As a professional editor, I routinely receive requests to edit all sorts of materials. However, what these prospective clients mean by “edit” may vary. Do they want me to find the weaknesses of the argument or narrative, or do they simply need someone to correct the grammar? So I often find myself helping them figure out just what type of editing is needed. Here’s a quick breakdown of various types of editing and some tips on working with editors. Keep in mind that not all projects always require every level of edit, and sometimes multiple rounds of edits may be done by the same person.
Alpha and beta reads: Fiction writers often use this method to get reactions to their writing, working with revised drafts that still feel a bit rough. It is usually done on a volunteer or reciprocal basis with fellow writers, generally members of writing groups.
Developmental editing: If you’re serious about producing a commercially successful book, this step can be helpful. At this stage the editor will help you consider the content of your work from a big-picture point of view: Who will find this interesting? What subgenre does it fit into? How can the work be useful to its readers?
Line editing: If you’re clear on the audience and purpose for your work but need help getting your message across, this is where line editing (also called substantive editing) comes into play. A line editor looks at the work line by line, examining the linguistic and stylistic aspects as well as coherence and clarity.
Copy editing: More focused on expression than content, copy editing focuses on clarity, consistency, conciseness, and correctness. Usually, copy editing happens after a higher level of review that focuses on the content, so the copy editor is free to focus on the delivery of the content.
Proofreading: If your work feels complete and the content has been reviewed, proofreading is the step just before publication where the goal is to catch errors in grammar, usage, style (are you using Oxford commas or not?), layout, and typography (are you hyphenating long words as the text wraps?). Even for relatively small, simple projects, proofreading is essential if you don’t want to be surprised by embarrassing typos.
Hiring a professional editor: Having your friends edit your work may be cost effective, but you’ll generally get higher quality work and more honest feedback from a pro. It helps to find an editor who specializes in the field or genre that you want to publish in. Anyone can claim to be an editor, so look for professional credentials, testimonials, and memberships in professional groups. Also, most editors are open to doing brief sample edits (usually for a small fee) to verify their skill and to demonstrate their editing style.

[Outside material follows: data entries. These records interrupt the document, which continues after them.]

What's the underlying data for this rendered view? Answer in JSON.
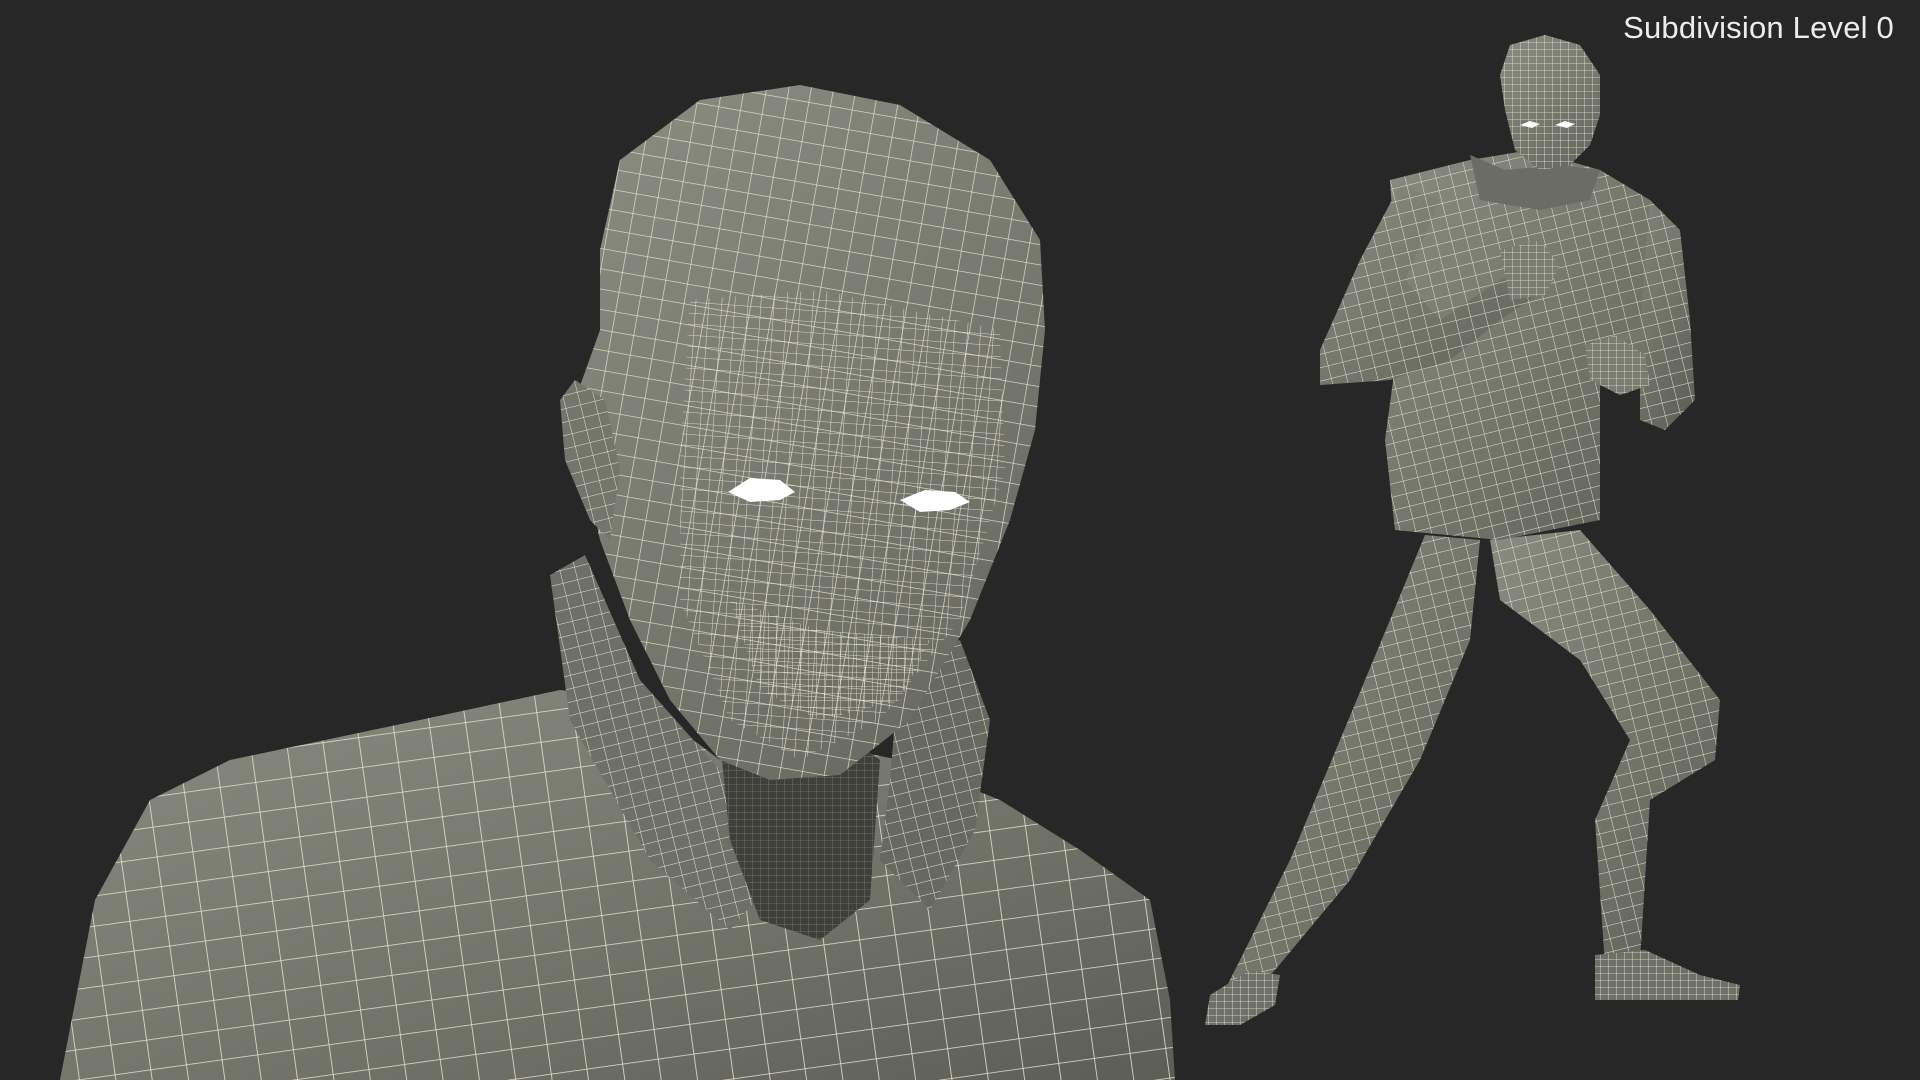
{
  "viewport": {
    "caption": "Subdivision Level 0",
    "background_color": "#272727"
  },
  "model": {
    "mesh_fill_color": "#7c7d73",
    "wire_color": "#e8e4cf",
    "eye_color": "#ffffff"
  }
}
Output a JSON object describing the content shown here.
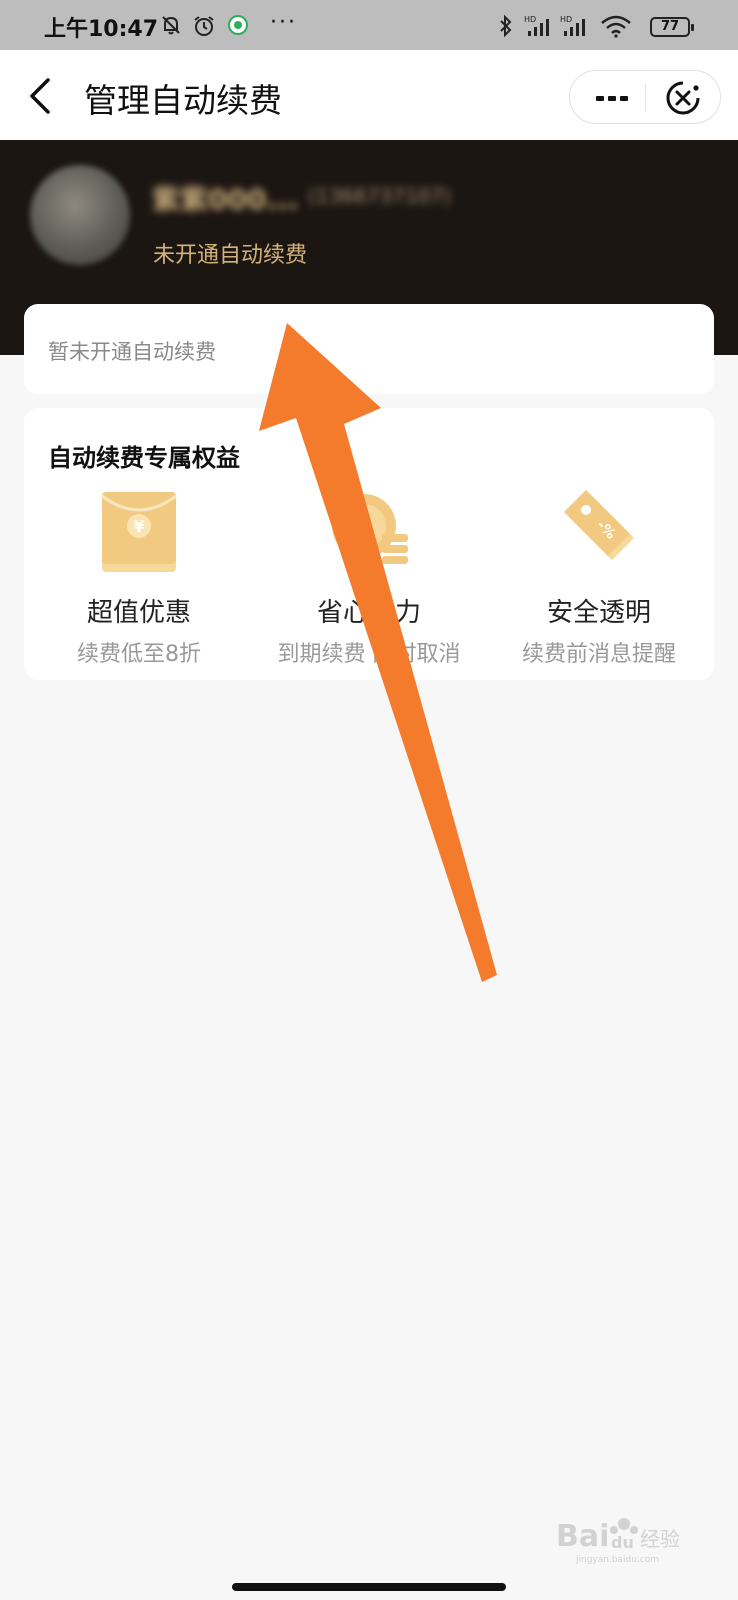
{
  "status_bar": {
    "time": "上午10:47",
    "battery": "77",
    "dots": "···"
  },
  "nav": {
    "title": "管理自动续费"
  },
  "profile": {
    "name": "紫紫000...",
    "phone": "(1366737107)",
    "status": "未开通自动续费"
  },
  "empty_notice": "暂未开通自动续费",
  "benefits": {
    "heading": "自动续费专属权益",
    "items": [
      {
        "title": "超值优惠",
        "desc": "续费低至8折",
        "icon": "red-envelope-icon"
      },
      {
        "title": "省心省力",
        "desc": "到期续费 随时取消",
        "icon": "coin-stack-icon"
      },
      {
        "title": "安全透明",
        "desc": "续费前消息提醒",
        "icon": "discount-tag-icon"
      }
    ]
  },
  "watermark": {
    "text": "经验",
    "sub": "jingyan.baidu.com"
  },
  "colors": {
    "accent": "#d4b27a",
    "hero_bg": "#1c1612",
    "arrow": "#f47a2c",
    "icon_gold": "#f2c980"
  }
}
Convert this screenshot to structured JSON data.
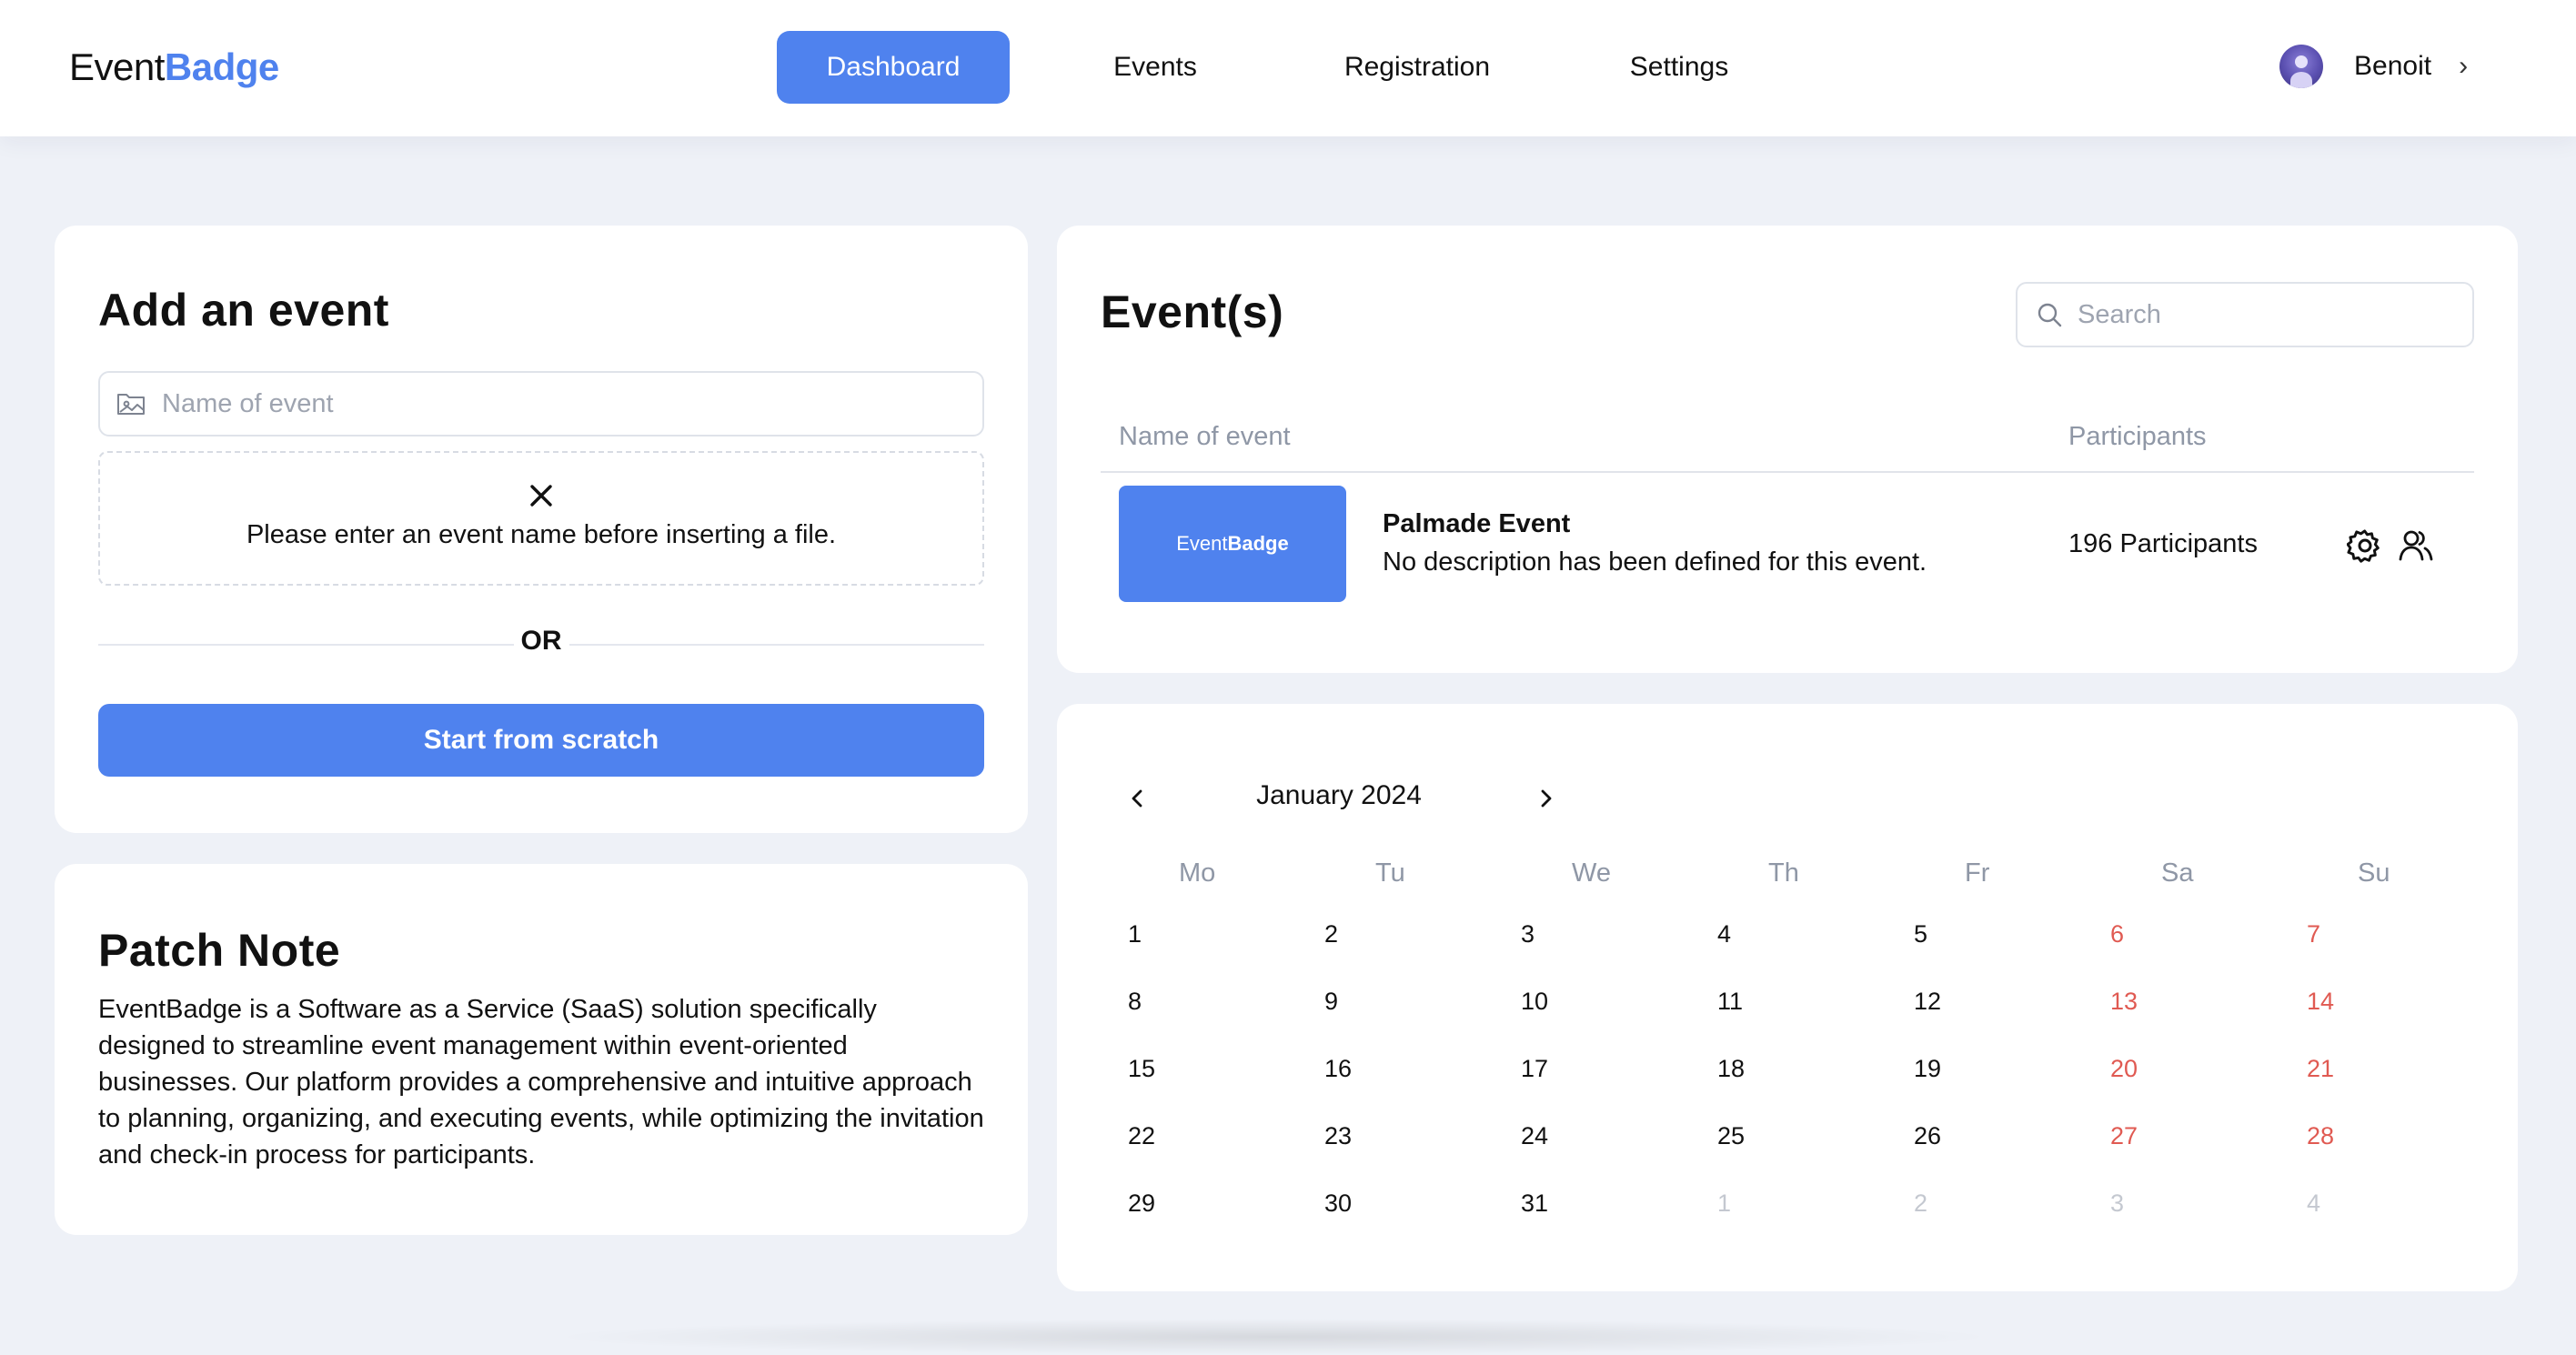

Costs: The next question many will have is how much these services should cost. This will vary widely based on the experience and qualifications of the editor, but in general I would say it will cost more than you think. Don’t let sticker shock turn you away. You probably don’t pick a doctor, dentist, plumber, or electrician based solely on cost because you value your body and your home; shouldn’t you afford your writing the same respect? For a rough guideline, the Editorial Freelancers Association publishes a handy rates chart.
With these tips in mind you should be better prepared when the time comes to start looking for an editor. Finding the right editor can make a huge difference in the quality and reception of your work, so choose wisely.
– Thomas Sullivan